[Opening DATASET RECORDS section]
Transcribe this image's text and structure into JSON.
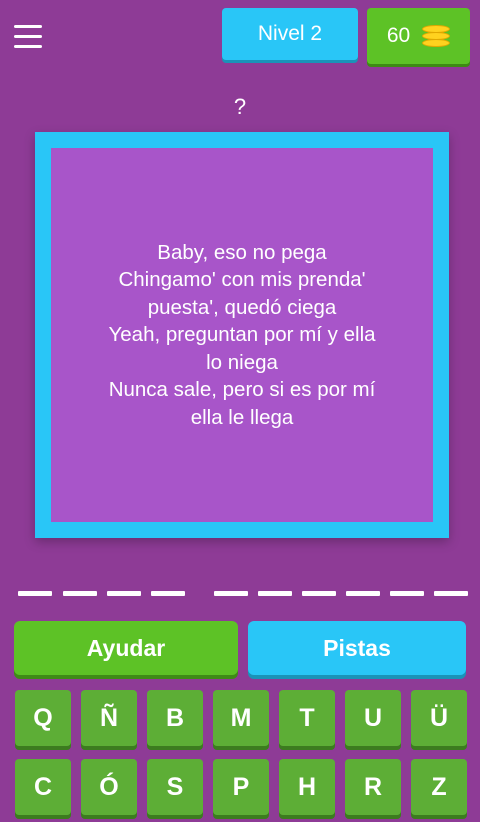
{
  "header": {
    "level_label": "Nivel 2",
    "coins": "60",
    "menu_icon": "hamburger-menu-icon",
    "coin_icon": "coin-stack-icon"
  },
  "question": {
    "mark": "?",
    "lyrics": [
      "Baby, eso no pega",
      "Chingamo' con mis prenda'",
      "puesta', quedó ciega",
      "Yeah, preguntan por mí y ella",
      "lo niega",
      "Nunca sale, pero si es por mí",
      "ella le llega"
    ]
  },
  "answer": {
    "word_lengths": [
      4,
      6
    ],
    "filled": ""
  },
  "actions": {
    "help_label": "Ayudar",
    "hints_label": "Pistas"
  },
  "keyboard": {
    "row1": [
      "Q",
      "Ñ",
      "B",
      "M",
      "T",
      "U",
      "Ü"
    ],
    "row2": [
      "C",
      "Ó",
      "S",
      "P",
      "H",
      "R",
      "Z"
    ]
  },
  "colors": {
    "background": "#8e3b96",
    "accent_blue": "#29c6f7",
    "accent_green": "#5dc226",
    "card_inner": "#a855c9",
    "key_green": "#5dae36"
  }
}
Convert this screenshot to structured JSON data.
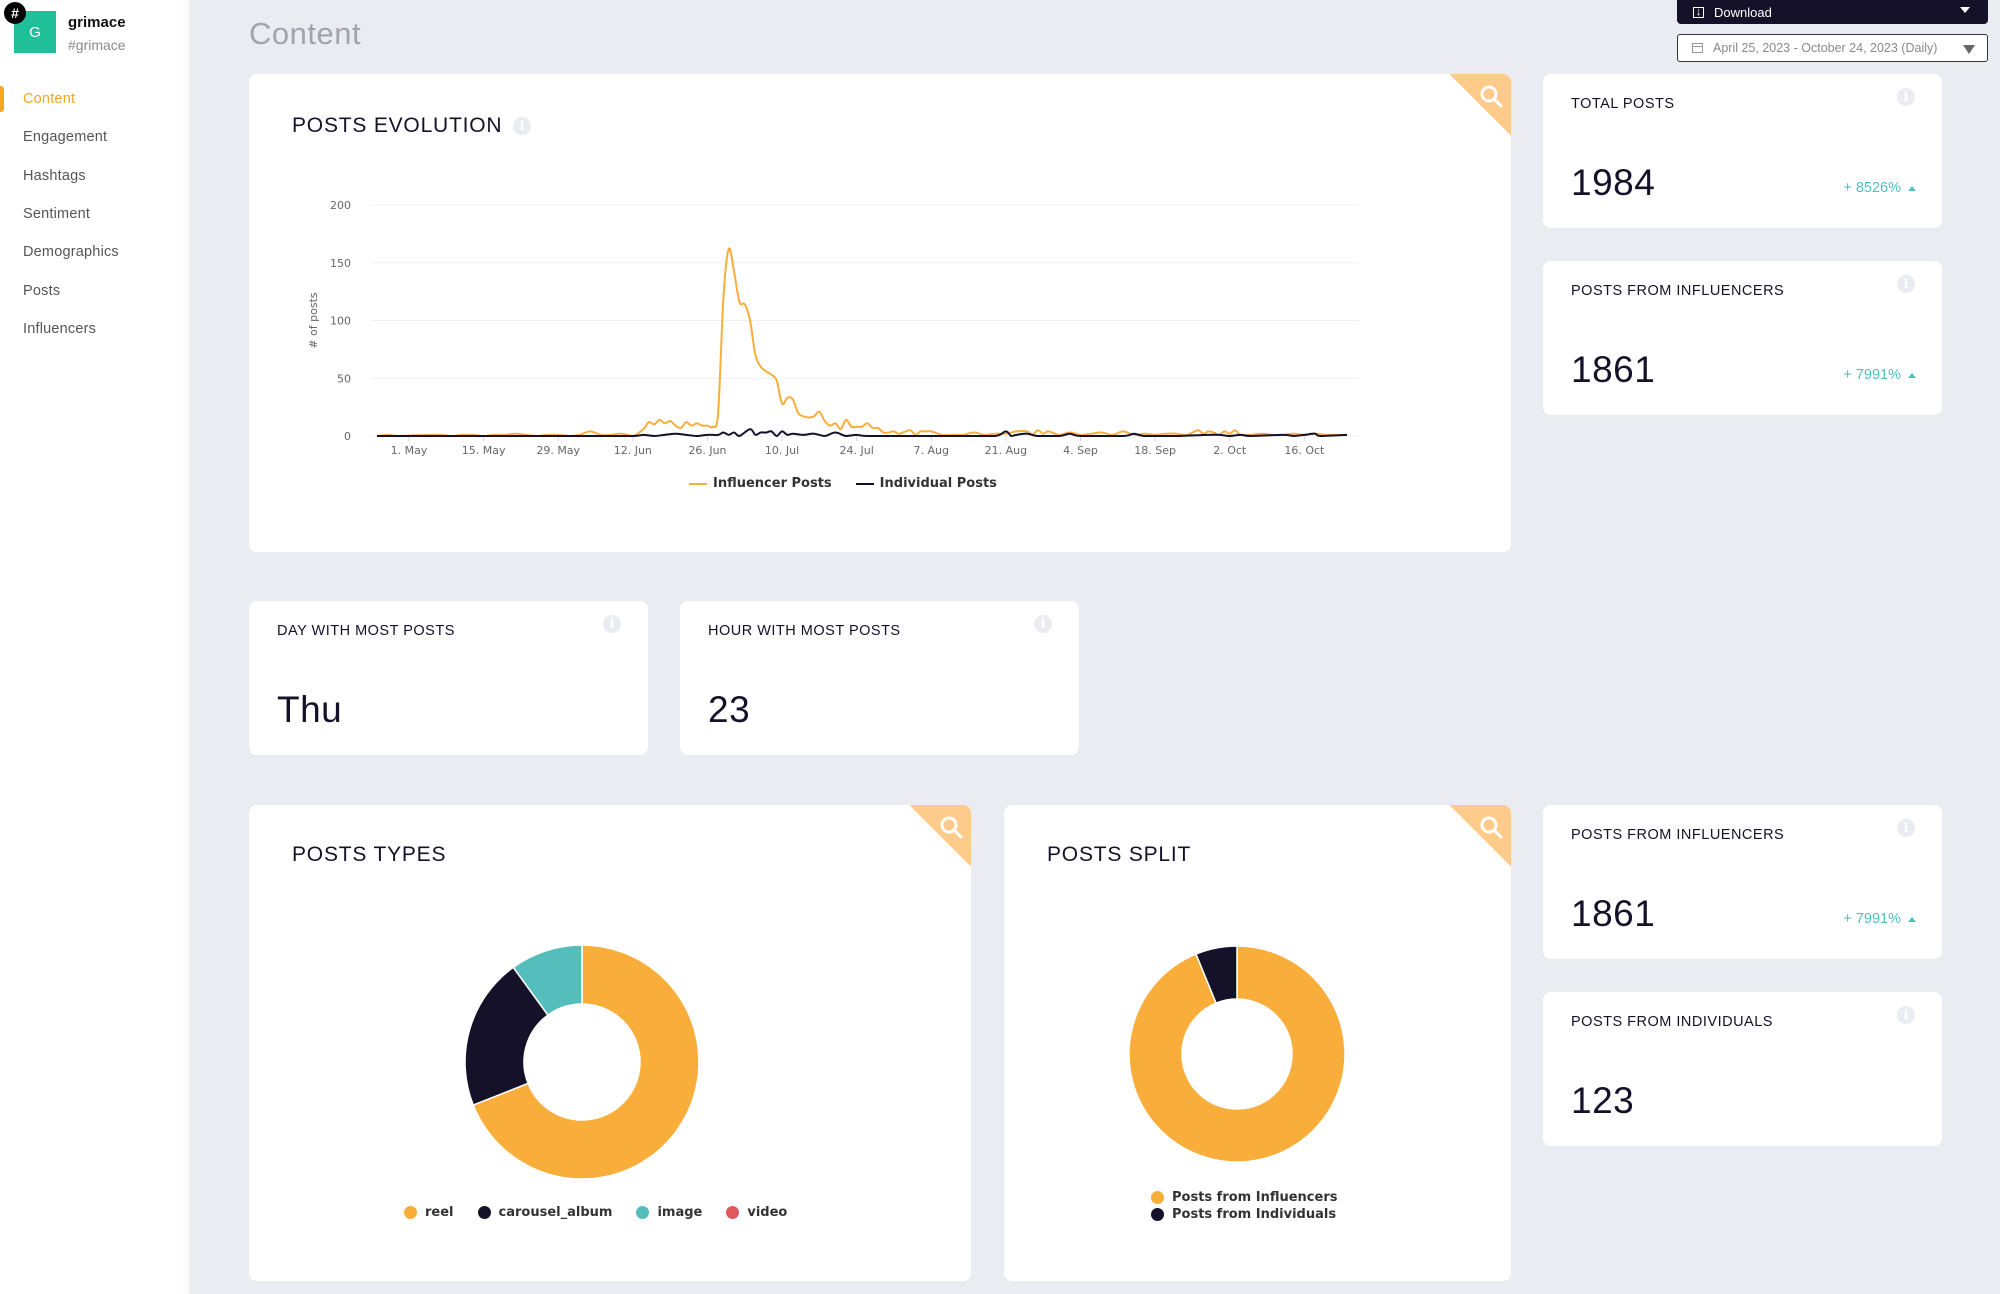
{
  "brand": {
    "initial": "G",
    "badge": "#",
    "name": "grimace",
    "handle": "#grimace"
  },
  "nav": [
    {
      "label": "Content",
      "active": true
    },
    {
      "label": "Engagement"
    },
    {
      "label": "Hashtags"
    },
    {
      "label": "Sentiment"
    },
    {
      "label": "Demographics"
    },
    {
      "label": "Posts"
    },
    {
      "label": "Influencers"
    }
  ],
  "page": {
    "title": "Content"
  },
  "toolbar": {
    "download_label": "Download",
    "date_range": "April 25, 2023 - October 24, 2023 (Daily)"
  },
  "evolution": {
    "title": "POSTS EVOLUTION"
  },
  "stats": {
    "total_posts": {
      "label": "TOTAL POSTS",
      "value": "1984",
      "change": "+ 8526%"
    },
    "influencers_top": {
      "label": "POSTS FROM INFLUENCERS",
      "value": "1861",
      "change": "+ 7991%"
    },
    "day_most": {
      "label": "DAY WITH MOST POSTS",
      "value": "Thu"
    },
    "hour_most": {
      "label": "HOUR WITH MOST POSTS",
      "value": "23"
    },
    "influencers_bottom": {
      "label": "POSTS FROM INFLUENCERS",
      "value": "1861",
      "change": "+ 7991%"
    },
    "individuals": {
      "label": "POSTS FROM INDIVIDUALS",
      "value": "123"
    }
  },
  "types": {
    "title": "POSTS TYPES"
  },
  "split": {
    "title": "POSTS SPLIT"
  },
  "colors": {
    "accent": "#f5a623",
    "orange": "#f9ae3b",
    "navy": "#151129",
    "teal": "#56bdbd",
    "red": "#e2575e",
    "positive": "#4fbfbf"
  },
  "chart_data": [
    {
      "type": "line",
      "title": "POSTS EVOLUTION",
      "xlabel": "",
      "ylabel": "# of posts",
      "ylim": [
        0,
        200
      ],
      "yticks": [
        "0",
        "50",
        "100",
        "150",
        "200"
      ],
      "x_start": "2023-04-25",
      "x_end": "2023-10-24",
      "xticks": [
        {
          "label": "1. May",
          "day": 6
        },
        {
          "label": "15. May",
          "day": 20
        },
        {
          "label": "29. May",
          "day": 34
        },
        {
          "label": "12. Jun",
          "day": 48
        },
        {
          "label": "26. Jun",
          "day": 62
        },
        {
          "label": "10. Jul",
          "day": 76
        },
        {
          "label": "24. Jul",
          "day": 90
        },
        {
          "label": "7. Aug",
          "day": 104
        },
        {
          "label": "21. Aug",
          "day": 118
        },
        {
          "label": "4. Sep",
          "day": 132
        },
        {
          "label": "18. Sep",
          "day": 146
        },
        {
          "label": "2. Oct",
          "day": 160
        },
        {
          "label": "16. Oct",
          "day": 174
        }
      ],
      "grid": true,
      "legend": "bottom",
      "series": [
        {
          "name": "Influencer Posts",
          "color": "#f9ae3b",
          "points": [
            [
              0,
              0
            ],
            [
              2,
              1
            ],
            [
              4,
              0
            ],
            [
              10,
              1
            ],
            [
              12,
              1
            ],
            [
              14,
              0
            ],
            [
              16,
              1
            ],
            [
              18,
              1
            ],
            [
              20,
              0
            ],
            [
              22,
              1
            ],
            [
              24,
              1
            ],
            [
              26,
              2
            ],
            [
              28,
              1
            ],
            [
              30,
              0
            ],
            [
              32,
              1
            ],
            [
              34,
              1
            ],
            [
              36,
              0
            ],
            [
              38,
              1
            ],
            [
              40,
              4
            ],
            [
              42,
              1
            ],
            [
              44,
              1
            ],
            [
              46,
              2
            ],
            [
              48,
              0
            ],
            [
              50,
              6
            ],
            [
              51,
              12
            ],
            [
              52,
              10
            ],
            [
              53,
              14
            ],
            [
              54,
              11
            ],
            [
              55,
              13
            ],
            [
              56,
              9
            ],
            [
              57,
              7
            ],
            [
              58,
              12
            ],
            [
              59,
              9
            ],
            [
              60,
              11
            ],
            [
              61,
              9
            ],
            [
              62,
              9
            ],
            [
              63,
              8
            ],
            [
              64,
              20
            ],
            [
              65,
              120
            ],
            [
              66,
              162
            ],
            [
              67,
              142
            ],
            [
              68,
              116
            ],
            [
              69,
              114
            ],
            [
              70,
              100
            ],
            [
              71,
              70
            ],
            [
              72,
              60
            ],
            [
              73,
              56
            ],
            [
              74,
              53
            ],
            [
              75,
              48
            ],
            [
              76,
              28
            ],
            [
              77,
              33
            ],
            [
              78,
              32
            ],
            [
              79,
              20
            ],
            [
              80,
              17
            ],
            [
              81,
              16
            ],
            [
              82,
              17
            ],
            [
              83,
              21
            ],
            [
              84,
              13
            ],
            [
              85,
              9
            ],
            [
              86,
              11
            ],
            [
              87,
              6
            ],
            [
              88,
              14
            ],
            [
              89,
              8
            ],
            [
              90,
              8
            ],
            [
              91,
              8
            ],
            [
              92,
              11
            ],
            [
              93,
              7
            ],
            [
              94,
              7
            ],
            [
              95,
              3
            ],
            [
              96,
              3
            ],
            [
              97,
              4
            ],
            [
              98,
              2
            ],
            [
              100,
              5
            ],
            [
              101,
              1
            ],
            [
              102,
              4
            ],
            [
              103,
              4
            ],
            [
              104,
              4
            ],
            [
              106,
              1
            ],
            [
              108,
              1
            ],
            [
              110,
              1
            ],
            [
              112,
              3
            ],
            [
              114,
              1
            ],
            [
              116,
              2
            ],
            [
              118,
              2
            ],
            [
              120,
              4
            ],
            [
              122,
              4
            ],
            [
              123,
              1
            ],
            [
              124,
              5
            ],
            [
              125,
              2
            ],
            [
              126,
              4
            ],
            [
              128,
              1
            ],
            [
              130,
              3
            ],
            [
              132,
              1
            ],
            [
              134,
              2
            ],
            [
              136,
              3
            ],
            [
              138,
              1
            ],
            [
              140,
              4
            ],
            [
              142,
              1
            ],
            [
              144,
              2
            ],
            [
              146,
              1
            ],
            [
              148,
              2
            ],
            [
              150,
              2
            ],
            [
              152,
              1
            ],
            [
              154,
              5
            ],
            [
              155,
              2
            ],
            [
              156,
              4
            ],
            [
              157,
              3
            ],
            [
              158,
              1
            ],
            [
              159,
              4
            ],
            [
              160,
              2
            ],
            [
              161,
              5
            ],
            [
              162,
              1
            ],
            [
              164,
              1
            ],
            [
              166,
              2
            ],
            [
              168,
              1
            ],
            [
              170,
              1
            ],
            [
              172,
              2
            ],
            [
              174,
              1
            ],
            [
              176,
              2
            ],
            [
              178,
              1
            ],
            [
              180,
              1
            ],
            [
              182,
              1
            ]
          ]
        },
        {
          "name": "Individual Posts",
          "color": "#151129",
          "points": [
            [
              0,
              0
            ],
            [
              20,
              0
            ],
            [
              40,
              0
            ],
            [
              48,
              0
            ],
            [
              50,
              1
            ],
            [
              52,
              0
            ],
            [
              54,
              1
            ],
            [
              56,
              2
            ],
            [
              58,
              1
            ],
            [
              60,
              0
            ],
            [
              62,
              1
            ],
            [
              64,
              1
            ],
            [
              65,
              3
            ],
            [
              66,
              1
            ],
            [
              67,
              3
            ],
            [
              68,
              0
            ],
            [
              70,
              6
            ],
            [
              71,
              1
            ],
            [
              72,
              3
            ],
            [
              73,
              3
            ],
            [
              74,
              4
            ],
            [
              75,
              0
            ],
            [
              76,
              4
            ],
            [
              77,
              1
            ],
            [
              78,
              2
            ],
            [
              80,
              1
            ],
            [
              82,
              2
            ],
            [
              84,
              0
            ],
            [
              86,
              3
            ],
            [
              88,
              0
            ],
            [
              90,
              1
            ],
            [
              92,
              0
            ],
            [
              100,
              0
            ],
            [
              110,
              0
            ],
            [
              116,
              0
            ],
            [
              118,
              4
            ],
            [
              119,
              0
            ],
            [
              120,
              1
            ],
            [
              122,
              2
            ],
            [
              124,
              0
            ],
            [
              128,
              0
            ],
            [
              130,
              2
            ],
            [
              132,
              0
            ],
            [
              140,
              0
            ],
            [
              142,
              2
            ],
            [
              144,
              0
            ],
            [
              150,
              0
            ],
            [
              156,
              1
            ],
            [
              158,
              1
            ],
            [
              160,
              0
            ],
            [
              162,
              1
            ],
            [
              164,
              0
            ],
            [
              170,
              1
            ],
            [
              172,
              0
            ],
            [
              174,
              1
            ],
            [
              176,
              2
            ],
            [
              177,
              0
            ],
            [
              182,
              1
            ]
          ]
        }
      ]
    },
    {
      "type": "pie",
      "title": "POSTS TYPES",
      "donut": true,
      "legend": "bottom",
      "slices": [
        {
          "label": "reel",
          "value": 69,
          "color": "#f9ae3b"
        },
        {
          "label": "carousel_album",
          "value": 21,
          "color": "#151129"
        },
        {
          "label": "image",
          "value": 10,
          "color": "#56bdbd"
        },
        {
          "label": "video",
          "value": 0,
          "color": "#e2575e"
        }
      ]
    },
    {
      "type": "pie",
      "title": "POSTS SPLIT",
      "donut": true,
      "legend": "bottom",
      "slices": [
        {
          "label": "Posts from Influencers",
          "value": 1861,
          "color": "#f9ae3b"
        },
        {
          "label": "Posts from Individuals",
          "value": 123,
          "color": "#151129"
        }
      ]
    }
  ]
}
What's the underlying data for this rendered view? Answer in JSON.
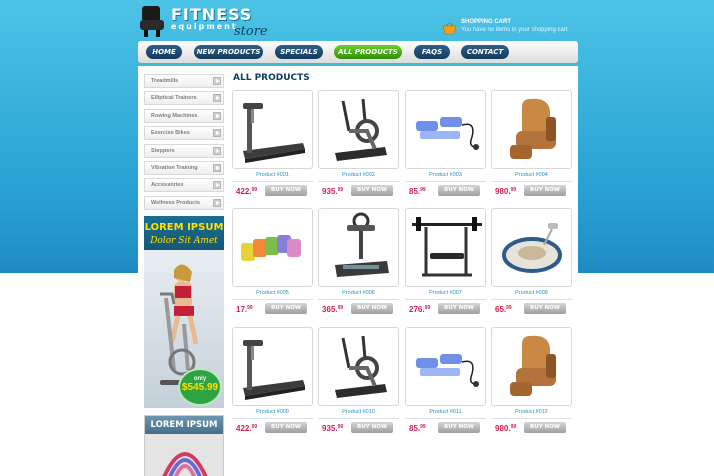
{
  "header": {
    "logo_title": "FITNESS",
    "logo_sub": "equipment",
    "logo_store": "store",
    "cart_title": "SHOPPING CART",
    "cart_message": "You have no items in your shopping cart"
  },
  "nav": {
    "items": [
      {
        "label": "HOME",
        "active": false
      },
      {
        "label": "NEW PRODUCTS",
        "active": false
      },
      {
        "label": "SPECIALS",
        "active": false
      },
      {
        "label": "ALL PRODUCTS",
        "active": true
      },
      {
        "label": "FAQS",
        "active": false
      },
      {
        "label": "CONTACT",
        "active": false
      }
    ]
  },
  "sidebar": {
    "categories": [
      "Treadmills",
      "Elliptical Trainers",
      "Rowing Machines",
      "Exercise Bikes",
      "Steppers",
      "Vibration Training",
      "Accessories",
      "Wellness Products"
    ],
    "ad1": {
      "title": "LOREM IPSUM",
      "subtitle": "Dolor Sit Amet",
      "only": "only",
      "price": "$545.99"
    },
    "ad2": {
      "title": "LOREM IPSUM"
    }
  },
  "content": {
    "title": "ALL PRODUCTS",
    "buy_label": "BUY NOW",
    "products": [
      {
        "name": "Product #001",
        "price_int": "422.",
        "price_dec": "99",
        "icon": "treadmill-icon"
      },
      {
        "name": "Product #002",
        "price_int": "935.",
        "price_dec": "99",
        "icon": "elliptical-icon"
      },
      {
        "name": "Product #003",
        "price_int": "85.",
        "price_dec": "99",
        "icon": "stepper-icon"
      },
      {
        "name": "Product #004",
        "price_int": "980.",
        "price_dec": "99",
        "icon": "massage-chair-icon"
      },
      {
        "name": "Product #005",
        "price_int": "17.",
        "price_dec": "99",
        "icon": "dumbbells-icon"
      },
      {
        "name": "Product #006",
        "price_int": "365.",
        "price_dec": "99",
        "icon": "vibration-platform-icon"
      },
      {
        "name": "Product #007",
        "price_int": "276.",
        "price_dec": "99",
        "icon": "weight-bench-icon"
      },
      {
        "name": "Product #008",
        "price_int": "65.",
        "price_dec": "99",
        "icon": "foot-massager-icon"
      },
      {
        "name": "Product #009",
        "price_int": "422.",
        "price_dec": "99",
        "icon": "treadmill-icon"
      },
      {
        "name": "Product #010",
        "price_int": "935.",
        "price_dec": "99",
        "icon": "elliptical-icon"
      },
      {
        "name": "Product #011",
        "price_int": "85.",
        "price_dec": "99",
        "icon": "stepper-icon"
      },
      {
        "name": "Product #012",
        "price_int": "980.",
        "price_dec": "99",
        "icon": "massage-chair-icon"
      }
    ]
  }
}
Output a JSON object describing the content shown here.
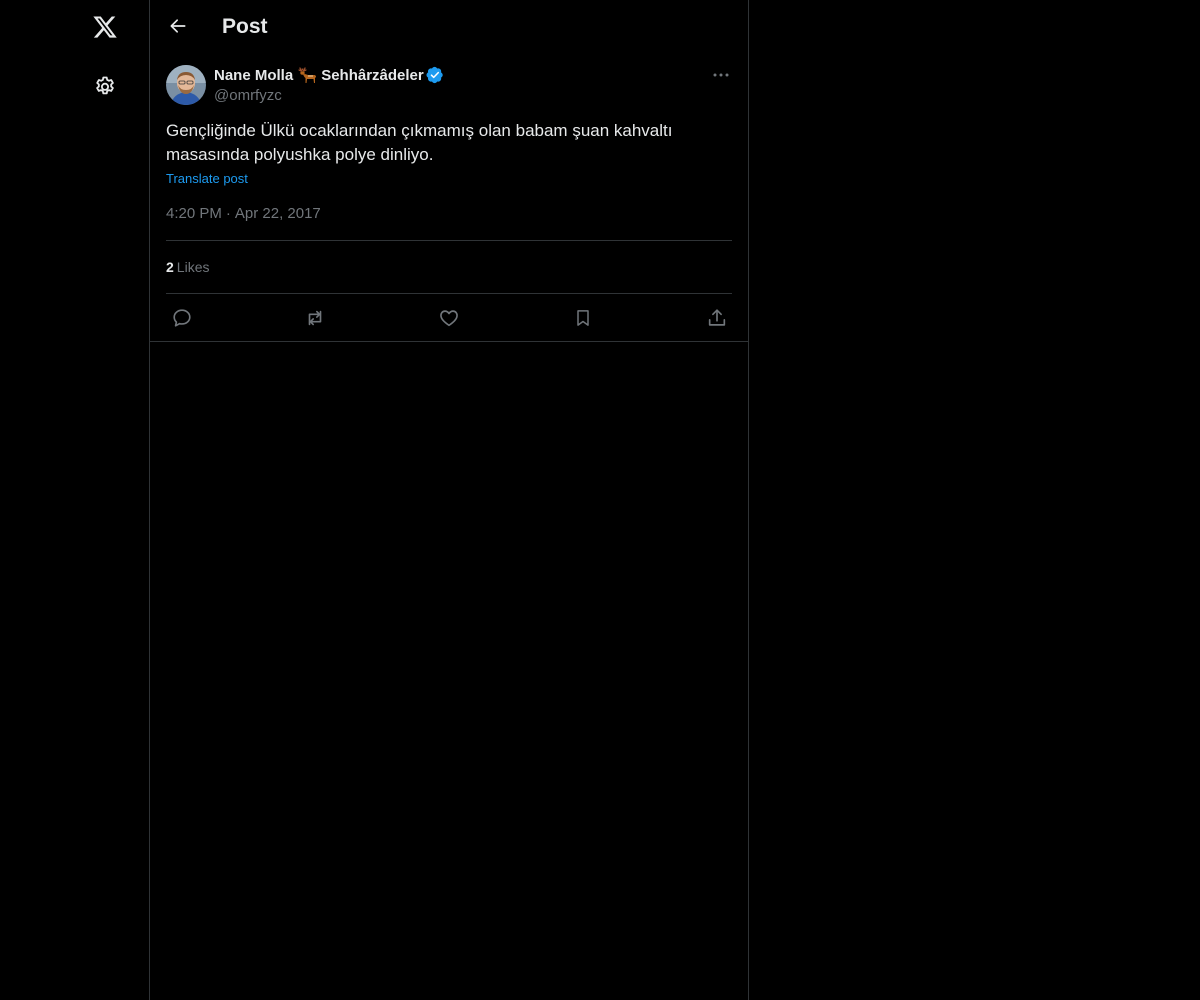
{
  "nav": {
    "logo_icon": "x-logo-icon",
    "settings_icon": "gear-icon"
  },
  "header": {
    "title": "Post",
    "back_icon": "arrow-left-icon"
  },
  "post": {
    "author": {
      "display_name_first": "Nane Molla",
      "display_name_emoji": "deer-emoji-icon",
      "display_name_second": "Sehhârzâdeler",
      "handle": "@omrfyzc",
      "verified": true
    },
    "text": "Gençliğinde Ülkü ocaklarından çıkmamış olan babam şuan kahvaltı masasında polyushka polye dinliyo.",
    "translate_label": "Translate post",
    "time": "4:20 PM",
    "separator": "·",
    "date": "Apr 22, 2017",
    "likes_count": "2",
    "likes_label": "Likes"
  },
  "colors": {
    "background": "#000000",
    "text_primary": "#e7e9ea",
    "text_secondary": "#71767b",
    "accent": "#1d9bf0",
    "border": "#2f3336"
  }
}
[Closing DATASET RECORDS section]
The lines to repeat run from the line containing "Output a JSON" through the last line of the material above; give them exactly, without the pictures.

RESPONSE TO THE TASK »
Output a JSON object describing the content shown here.
{
  "nav": {
    "logo_icon": "x-logo-icon",
    "settings_icon": "gear-icon"
  },
  "header": {
    "title": "Post",
    "back_icon": "arrow-left-icon"
  },
  "post": {
    "author": {
      "display_name_first": "Nane Molla",
      "display_name_emoji": "deer-emoji-icon",
      "display_name_second": "Sehhârzâdeler",
      "handle": "@omrfyzc",
      "verified": true
    },
    "text": "Gençliğinde Ülkü ocaklarından çıkmamış olan babam şuan kahvaltı masasında polyushka polye dinliyo.",
    "translate_label": "Translate post",
    "time": "4:20 PM",
    "separator": "·",
    "date": "Apr 22, 2017",
    "likes_count": "2",
    "likes_label": "Likes"
  },
  "colors": {
    "background": "#000000",
    "text_primary": "#e7e9ea",
    "text_secondary": "#71767b",
    "accent": "#1d9bf0",
    "border": "#2f3336"
  }
}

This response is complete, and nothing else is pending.